The addition of over 25,000 affordable homes brings the City’s total affordable homes financed since 2014 to over 147,000. On February 3, 2020, the Department of Housing Preservation and Development announced that the City financed 25,889 homes in 2019. Of this number, 15,692 affordable homes were preserved and another 10,197 new affordable homes were financed.
The addition of new affordable homes is a part of the Housing New York plan, the de Blasio administration’s efforts to reach a goal of 300,000 affordable units by 2026. So far, with the addition of 2019’s affordable homes, the City has created or preserved 147,933 affordable homes since 2014 with a $6.6 billion investment from the City.
In 2019, the City also made gains in homeless and supportive housing. Out of the over 25,000 affordable homes, 3,030 homes were set aside for people experiencing homelessness, with 1,482 homes also receiving supportive services.
In terms of affordability, nearly 45 percent of the homes financed were for extremely-low and very-low income families, which included families of three earning less than $48,050 annually. According to HPD, 5,257 of these homes went to families earning less than $28,830 a year. Since the beginning of the Housing New York plan, the City has financed housing for 25,199 extremely-low income households and 36,054 very-low income households. To view the data on the number of homes financed by Housing New York, click here.
Mayor Bill de Blasio stated, “We are fighting to create a City that New Yorkers can afford to call home. With every affordable apartment, we are stabilizing the lives of families across the City, but we are not stopping there. From establishing the Mayor’s Office to Protect Tenants to giving New Yorkers the representation they need to fight off eviction, we have the backs of tenants as we continue to ensure that New York is the fairest city in America.”
Vicki Been, Deputy Mayor for Housing and Economic Development, stated, “We are delivering on the nation’s most ambitious affordable housing plan in its densest and most complex city.

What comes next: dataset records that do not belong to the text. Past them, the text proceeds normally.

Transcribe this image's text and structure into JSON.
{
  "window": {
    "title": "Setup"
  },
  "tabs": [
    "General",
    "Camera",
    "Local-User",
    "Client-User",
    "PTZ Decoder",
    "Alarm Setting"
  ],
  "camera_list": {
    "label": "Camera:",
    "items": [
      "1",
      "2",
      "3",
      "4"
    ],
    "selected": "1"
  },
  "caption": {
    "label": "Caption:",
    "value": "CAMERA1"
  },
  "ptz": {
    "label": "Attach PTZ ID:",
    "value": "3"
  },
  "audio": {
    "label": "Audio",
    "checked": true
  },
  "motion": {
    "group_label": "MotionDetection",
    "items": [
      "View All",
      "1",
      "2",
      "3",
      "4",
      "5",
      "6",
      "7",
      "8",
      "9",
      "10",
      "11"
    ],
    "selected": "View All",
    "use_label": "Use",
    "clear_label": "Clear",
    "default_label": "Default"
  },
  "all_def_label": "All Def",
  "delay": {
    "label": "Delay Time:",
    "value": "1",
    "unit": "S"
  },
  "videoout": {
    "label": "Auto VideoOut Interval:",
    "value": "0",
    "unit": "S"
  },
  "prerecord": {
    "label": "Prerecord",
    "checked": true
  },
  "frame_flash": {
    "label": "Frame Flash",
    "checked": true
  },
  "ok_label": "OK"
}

We want to ensure that every New Yorker, regardless of their income, has a place to call home and thrive in our great city.”
By: Veronica Rose (Veronica is the CityLaw fellow and a New York Law School Graduate, Class of 2018.)